ASSIGNED TASK
Would you give the data below back exactly as it reads?
(DATA FOR THIS EXERCISE begins)
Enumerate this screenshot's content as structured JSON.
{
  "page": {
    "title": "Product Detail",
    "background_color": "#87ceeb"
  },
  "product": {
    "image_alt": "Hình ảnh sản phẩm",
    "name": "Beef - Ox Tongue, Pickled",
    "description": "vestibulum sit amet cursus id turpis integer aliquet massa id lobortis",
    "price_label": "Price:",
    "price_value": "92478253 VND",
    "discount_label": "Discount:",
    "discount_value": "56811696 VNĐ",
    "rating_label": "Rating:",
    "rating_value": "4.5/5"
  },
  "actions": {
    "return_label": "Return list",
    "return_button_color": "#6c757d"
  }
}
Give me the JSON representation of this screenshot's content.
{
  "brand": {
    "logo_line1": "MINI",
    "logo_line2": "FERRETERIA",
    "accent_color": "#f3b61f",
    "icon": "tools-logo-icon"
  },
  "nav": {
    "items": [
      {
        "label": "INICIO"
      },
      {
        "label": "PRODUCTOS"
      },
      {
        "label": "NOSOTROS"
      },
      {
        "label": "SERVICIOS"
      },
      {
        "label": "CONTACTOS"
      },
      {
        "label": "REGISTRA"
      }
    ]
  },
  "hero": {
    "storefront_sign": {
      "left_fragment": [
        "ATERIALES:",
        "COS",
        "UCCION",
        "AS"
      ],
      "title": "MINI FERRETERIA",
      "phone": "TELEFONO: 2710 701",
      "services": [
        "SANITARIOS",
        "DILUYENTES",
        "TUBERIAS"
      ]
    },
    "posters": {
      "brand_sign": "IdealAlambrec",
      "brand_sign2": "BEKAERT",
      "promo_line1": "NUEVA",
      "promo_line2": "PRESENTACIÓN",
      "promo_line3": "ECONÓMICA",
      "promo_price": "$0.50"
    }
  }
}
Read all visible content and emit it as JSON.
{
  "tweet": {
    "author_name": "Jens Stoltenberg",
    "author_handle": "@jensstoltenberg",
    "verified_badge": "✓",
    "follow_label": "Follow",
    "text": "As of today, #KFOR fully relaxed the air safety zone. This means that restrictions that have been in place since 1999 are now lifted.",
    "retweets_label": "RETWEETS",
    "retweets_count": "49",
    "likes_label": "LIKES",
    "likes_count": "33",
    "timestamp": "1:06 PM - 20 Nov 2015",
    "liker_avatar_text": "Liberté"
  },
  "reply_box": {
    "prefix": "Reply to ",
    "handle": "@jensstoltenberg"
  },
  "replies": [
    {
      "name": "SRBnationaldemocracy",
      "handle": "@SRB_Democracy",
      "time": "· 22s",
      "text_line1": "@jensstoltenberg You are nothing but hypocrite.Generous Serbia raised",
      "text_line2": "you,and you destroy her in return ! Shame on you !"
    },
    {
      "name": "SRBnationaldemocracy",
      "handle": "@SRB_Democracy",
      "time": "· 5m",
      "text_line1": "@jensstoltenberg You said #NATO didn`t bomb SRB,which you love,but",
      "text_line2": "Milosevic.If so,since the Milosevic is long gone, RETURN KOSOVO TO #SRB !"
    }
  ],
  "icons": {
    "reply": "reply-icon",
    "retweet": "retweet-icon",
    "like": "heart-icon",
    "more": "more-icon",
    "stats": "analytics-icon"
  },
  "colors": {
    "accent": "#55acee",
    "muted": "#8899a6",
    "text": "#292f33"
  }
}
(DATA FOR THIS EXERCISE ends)
TASK ANSWER
Enumerate this screenshot's content as structured JSON.
{
  "page": {
    "title": "Product Detail",
    "background_color": "#87ceeb"
  },
  "product": {
    "image_alt": "Hình ảnh sản phẩm",
    "name": "Beef - Ox Tongue, Pickled",
    "description": "vestibulum sit amet cursus id turpis integer aliquet massa id lobortis",
    "price_label": "Price:",
    "price_value": "92478253 VND",
    "discount_label": "Discount:",
    "discount_value": "56811696 VNĐ",
    "rating_label": "Rating:",
    "rating_value": "4.5/5"
  },
  "actions": {
    "return_label": "Return list",
    "return_button_color": "#6c757d"
  }
}
Give me the JSON representation of this screenshot's content.
{
  "brand": {
    "logo_line1": "MINI",
    "logo_line2": "FERRETERIA",
    "accent_color": "#f3b61f",
    "icon": "tools-logo-icon"
  },
  "nav": {
    "items": [
      {
        "label": "INICIO"
      },
      {
        "label": "PRODUCTOS"
      },
      {
        "label": "NOSOTROS"
      },
      {
        "label": "SERVICIOS"
      },
      {
        "label": "CONTACTOS"
      },
      {
        "label": "REGISTRA"
      }
    ]
  },
  "hero": {
    "storefront_sign": {
      "left_fragment": [
        "ATERIALES:",
        "COS",
        "UCCION",
        "AS"
      ],
      "title": "MINI FERRETERIA",
      "phone": "TELEFONO: 2710 701",
      "services": [
        "SANITARIOS",
        "DILUYENTES",
        "TUBERIAS"
      ]
    },
    "posters": {
      "brand_sign": "IdealAlambrec",
      "brand_sign2": "BEKAERT",
      "promo_line1": "NUEVA",
      "promo_line2": "PRESENTACIÓN",
      "promo_line3": "ECONÓMICA",
      "promo_price": "$0.50"
    }
  }
}
Read all visible content and emit it as JSON.
{
  "tweet": {
    "author_name": "Jens Stoltenberg",
    "author_handle": "@jensstoltenberg",
    "verified_badge": "✓",
    "follow_label": "Follow",
    "text": "As of today, #KFOR fully relaxed the air safety zone. This means that restrictions that have been in place since 1999 are now lifted.",
    "retweets_label": "RETWEETS",
    "retweets_count": "49",
    "likes_label": "LIKES",
    "likes_count": "33",
    "timestamp": "1:06 PM - 20 Nov 2015",
    "liker_avatar_text": "Liberté"
  },
  "reply_box": {
    "prefix": "Reply to ",
    "handle": "@jensstoltenberg"
  },
  "replies": [
    {
      "name": "SRBnationaldemocracy",
      "handle": "@SRB_Democracy",
      "time": "· 22s",
      "text_line1": "@jensstoltenberg You are nothing but hypocrite.Generous Serbia raised",
      "text_line2": "you,and you destroy her in return ! Shame on you !"
    },
    {
      "name": "SRBnationaldemocracy",
      "handle": "@SRB_Democracy",
      "time": "· 5m",
      "text_line1": "@jensstoltenberg You said #NATO didn`t bomb SRB,which you love,but",
      "text_line2": "Milosevic.If so,since the Milosevic is long gone, RETURN KOSOVO TO #SRB !"
    }
  ],
  "icons": {
    "reply": "reply-icon",
    "retweet": "retweet-icon",
    "like": "heart-icon",
    "more": "more-icon",
    "stats": "analytics-icon"
  },
  "colors": {
    "accent": "#55acee",
    "muted": "#8899a6",
    "text": "#292f33"
  }
}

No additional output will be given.